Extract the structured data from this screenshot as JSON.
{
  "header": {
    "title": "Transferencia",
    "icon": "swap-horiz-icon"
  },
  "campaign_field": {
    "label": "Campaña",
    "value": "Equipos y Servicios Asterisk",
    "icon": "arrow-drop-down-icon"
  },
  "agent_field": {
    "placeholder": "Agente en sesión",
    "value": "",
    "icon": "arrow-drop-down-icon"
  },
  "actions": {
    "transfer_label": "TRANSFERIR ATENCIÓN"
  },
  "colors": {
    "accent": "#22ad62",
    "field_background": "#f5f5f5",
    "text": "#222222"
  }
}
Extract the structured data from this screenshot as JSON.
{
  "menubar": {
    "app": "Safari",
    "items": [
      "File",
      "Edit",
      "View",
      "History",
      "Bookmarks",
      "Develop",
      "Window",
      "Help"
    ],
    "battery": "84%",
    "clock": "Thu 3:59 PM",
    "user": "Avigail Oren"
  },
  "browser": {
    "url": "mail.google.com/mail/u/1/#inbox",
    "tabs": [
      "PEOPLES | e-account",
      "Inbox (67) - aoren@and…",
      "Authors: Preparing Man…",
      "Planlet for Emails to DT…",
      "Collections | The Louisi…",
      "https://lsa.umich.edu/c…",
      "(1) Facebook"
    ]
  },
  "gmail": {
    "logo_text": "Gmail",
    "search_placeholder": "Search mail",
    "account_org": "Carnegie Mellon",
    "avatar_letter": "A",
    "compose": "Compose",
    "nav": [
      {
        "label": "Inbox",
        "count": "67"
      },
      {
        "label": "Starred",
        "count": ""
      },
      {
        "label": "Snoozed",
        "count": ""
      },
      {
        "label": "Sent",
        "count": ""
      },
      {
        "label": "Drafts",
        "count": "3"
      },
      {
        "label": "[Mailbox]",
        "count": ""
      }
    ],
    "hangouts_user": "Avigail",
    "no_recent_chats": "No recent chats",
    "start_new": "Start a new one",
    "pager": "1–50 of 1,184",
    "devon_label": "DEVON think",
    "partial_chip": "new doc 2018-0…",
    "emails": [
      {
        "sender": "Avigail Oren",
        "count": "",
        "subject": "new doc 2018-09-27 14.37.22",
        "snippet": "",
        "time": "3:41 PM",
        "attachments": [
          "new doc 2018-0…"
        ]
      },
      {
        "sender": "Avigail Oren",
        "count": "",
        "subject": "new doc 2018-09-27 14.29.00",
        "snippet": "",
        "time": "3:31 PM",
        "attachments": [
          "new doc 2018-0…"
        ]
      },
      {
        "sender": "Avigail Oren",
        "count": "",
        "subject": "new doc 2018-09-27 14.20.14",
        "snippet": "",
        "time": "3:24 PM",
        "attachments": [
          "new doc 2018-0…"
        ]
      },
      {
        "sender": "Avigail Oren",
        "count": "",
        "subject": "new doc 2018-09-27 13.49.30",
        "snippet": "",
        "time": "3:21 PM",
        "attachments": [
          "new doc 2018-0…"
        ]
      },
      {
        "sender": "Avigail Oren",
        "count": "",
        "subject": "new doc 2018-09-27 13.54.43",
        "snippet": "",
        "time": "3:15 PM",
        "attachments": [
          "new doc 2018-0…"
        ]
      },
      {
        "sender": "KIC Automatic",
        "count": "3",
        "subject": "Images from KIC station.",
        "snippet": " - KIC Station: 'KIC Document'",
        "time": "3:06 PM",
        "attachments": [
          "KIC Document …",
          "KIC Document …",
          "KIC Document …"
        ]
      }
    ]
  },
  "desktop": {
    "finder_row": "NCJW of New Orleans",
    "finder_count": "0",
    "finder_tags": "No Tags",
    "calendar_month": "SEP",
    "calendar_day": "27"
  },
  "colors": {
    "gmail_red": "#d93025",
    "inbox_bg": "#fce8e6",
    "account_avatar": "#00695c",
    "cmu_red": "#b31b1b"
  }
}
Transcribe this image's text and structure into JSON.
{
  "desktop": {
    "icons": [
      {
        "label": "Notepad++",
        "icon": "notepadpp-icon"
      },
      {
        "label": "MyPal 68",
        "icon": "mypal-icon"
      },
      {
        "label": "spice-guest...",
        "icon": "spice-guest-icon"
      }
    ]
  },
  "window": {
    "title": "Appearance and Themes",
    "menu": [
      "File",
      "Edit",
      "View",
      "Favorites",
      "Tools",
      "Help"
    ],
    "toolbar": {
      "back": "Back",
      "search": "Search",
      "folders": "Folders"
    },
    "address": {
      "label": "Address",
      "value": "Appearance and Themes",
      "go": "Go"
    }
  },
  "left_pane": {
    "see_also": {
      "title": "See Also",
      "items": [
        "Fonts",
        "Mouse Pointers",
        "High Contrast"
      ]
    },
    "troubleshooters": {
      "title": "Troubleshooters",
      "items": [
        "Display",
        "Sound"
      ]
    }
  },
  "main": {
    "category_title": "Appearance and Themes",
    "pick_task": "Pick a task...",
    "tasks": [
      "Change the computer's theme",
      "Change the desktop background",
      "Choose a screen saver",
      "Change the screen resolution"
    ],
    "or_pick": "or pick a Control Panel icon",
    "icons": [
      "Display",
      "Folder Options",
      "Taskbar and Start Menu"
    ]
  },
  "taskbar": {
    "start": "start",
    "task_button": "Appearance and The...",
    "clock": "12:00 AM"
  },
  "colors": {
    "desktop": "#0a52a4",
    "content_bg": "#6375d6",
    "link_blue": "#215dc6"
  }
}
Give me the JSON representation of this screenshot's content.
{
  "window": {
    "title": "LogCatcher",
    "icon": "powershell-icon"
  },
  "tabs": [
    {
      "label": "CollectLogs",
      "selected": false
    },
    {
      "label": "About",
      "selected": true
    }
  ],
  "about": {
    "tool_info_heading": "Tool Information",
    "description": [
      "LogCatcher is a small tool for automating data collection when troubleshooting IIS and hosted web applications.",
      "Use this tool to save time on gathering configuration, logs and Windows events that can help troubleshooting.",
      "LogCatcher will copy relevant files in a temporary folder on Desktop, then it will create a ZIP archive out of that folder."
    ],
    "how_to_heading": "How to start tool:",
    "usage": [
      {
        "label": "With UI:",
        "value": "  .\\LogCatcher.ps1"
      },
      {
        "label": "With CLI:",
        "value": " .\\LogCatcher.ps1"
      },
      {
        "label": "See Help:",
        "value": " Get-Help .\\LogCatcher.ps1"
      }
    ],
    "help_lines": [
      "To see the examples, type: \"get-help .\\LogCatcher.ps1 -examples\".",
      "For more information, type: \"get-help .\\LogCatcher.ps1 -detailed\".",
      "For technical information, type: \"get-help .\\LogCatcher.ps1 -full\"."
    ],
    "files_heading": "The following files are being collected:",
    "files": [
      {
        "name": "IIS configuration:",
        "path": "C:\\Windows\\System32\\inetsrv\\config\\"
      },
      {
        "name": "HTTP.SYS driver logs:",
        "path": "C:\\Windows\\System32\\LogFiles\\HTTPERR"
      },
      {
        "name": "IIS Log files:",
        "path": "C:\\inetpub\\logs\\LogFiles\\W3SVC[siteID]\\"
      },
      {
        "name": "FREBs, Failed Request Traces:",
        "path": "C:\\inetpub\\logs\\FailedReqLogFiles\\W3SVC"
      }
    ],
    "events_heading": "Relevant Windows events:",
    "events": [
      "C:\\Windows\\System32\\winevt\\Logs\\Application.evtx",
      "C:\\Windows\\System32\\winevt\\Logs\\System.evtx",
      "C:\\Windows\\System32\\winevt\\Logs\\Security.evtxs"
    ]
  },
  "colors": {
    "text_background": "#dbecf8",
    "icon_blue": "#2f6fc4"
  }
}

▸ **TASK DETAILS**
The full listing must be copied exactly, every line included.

▸ **EXERCISE ANSWER**
Extract the structured data from this screenshot as JSON.
{
  "header": {
    "title": "Transferencia",
    "icon": "swap-horiz-icon"
  },
  "campaign_field": {
    "label": "Campaña",
    "value": "Equipos y Servicios Asterisk",
    "icon": "arrow-drop-down-icon"
  },
  "agent_field": {
    "placeholder": "Agente en sesión",
    "value": "",
    "icon": "arrow-drop-down-icon"
  },
  "actions": {
    "transfer_label": "TRANSFERIR ATENCIÓN"
  },
  "colors": {
    "accent": "#22ad62",
    "field_background": "#f5f5f5",
    "text": "#222222"
  }
}
Extract the structured data from this screenshot as JSON.
{
  "menubar": {
    "app": "Safari",
    "items": [
      "File",
      "Edit",
      "View",
      "History",
      "Bookmarks",
      "Develop",
      "Window",
      "Help"
    ],
    "battery": "84%",
    "clock": "Thu 3:59 PM",
    "user": "Avigail Oren"
  },
  "browser": {
    "url": "mail.google.com/mail/u/1/#inbox",
    "tabs": [
      "PEOPLES | e-account",
      "Inbox (67) - aoren@and…",
      "Authors: Preparing Man…",
      "Planlet for Emails to DT…",
      "Collections | The Louisi…",
      "https://lsa.umich.edu/c…",
      "(1) Facebook"
    ]
  },
  "gmail": {
    "logo_text": "Gmail",
    "search_placeholder": "Search mail",
    "account_org": "Carnegie Mellon",
    "avatar_letter": "A",
    "compose": "Compose",
    "nav": [
      {
        "label": "Inbox",
        "count": "67"
      },
      {
        "label": "Starred",
        "count": ""
      },
      {
        "label": "Snoozed",
        "count": ""
      },
      {
        "label": "Sent",
        "count": ""
      },
      {
        "label": "Drafts",
        "count": "3"
      },
      {
        "label": "[Mailbox]",
        "count": ""
      }
    ],
    "hangouts_user": "Avigail",
    "no_recent_chats": "No recent chats",
    "start_new": "Start a new one",
    "pager": "1–50 of 1,184",
    "devon_label": "DEVON think",
    "partial_chip": "new doc 2018-0…",
    "emails": [
      {
        "sender": "Avigail Oren",
        "count": "",
        "subject": "new doc 2018-09-27 14.37.22",
        "snippet": "",
        "time": "3:41 PM",
        "attachments": [
          "new doc 2018-0…"
        ]
      },
      {
        "sender": "Avigail Oren",
        "count": "",
        "subject": "new doc 2018-09-27 14.29.00",
        "snippet": "",
        "time": "3:31 PM",
        "attachments": [
          "new doc 2018-0…"
        ]
      },
      {
        "sender": "Avigail Oren",
        "count": "",
        "subject": "new doc 2018-09-27 14.20.14",
        "snippet": "",
        "time": "3:24 PM",
        "attachments": [
          "new doc 2018-0…"
        ]
      },
      {
        "sender": "Avigail Oren",
        "count": "",
        "subject": "new doc 2018-09-27 13.49.30",
        "snippet": "",
        "time": "3:21 PM",
        "attachments": [
          "new doc 2018-0…"
        ]
      },
      {
        "sender": "Avigail Oren",
        "count": "",
        "subject": "new doc 2018-09-27 13.54.43",
        "snippet": "",
        "time": "3:15 PM",
        "attachments": [
          "new doc 2018-0…"
        ]
      },
      {
        "sender": "KIC Automatic",
        "count": "3",
        "subject": "Images from KIC station.",
        "snippet": " - KIC Station: 'KIC Document'",
        "time": "3:06 PM",
        "attachments": [
          "KIC Document …",
          "KIC Document …",
          "KIC Document …"
        ]
      }
    ]
  },
  "desktop": {
    "finder_row": "NCJW of New Orleans",
    "finder_count": "0",
    "finder_tags": "No Tags",
    "calendar_month": "SEP",
    "calendar_day": "27"
  },
  "colors": {
    "gmail_red": "#d93025",
    "inbox_bg": "#fce8e6",
    "account_avatar": "#00695c",
    "cmu_red": "#b31b1b"
  }
}
Transcribe this image's text and structure into JSON.
{
  "desktop": {
    "icons": [
      {
        "label": "Notepad++",
        "icon": "notepadpp-icon"
      },
      {
        "label": "MyPal 68",
        "icon": "mypal-icon"
      },
      {
        "label": "spice-guest...",
        "icon": "spice-guest-icon"
      }
    ]
  },
  "window": {
    "title": "Appearance and Themes",
    "menu": [
      "File",
      "Edit",
      "View",
      "Favorites",
      "Tools",
      "Help"
    ],
    "toolbar": {
      "back": "Back",
      "search": "Search",
      "folders": "Folders"
    },
    "address": {
      "label": "Address",
      "value": "Appearance and Themes",
      "go": "Go"
    }
  },
  "left_pane": {
    "see_also": {
      "title": "See Also",
      "items": [
        "Fonts",
        "Mouse Pointers",
        "High Contrast"
      ]
    },
    "troubleshooters": {
      "title": "Troubleshooters",
      "items": [
        "Display",
        "Sound"
      ]
    }
  },
  "main": {
    "category_title": "Appearance and Themes",
    "pick_task": "Pick a task...",
    "tasks": [
      "Change the computer's theme",
      "Change the desktop background",
      "Choose a screen saver",
      "Change the screen resolution"
    ],
    "or_pick": "or pick a Control Panel icon",
    "icons": [
      "Display",
      "Folder Options",
      "Taskbar and Start Menu"
    ]
  },
  "taskbar": {
    "start": "start",
    "task_button": "Appearance and The...",
    "clock": "12:00 AM"
  },
  "colors": {
    "desktop": "#0a52a4",
    "content_bg": "#6375d6",
    "link_blue": "#215dc6"
  }
}
Give me the JSON representation of this screenshot's content.
{
  "window": {
    "title": "LogCatcher",
    "icon": "powershell-icon"
  },
  "tabs": [
    {
      "label": "CollectLogs",
      "selected": false
    },
    {
      "label": "About",
      "selected": true
    }
  ],
  "about": {
    "tool_info_heading": "Tool Information",
    "description": [
      "LogCatcher is a small tool for automating data collection when troubleshooting IIS and hosted web applications.",
      "Use this tool to save time on gathering configuration, logs and Windows events that can help troubleshooting.",
      "LogCatcher will copy relevant files in a temporary folder on Desktop, then it will create a ZIP archive out of that folder."
    ],
    "how_to_heading": "How to start tool:",
    "usage": [
      {
        "label": "With UI:",
        "value": "  .\\LogCatcher.ps1"
      },
      {
        "label": "With CLI:",
        "value": " .\\LogCatcher.ps1"
      },
      {
        "label": "See Help:",
        "value": " Get-Help .\\LogCatcher.ps1"
      }
    ],
    "help_lines": [
      "To see the examples, type: \"get-help .\\LogCatcher.ps1 -examples\".",
      "For more information, type: \"get-help .\\LogCatcher.ps1 -detailed\".",
      "For technical information, type: \"get-help .\\LogCatcher.ps1 -full\"."
    ],
    "files_heading": "The following files are being collected:",
    "files": [
      {
        "name": "IIS configuration:",
        "path": "C:\\Windows\\System32\\inetsrv\\config\\"
      },
      {
        "name": "HTTP.SYS driver logs:",
        "path": "C:\\Windows\\System32\\LogFiles\\HTTPERR"
      },
      {
        "name": "IIS Log files:",
        "path": "C:\\inetpub\\logs\\LogFiles\\W3SVC[siteID]\\"
      },
      {
        "name": "FREBs, Failed Request Traces:",
        "path": "C:\\inetpub\\logs\\FailedReqLogFiles\\W3SVC"
      }
    ],
    "events_heading": "Relevant Windows events:",
    "events": [
      "C:\\Windows\\System32\\winevt\\Logs\\Application.evtx",
      "C:\\Windows\\System32\\winevt\\Logs\\System.evtx",
      "C:\\Windows\\System32\\winevt\\Logs\\Security.evtxs"
    ]
  },
  "colors": {
    "text_background": "#dbecf8",
    "icon_blue": "#2f6fc4"
  }
}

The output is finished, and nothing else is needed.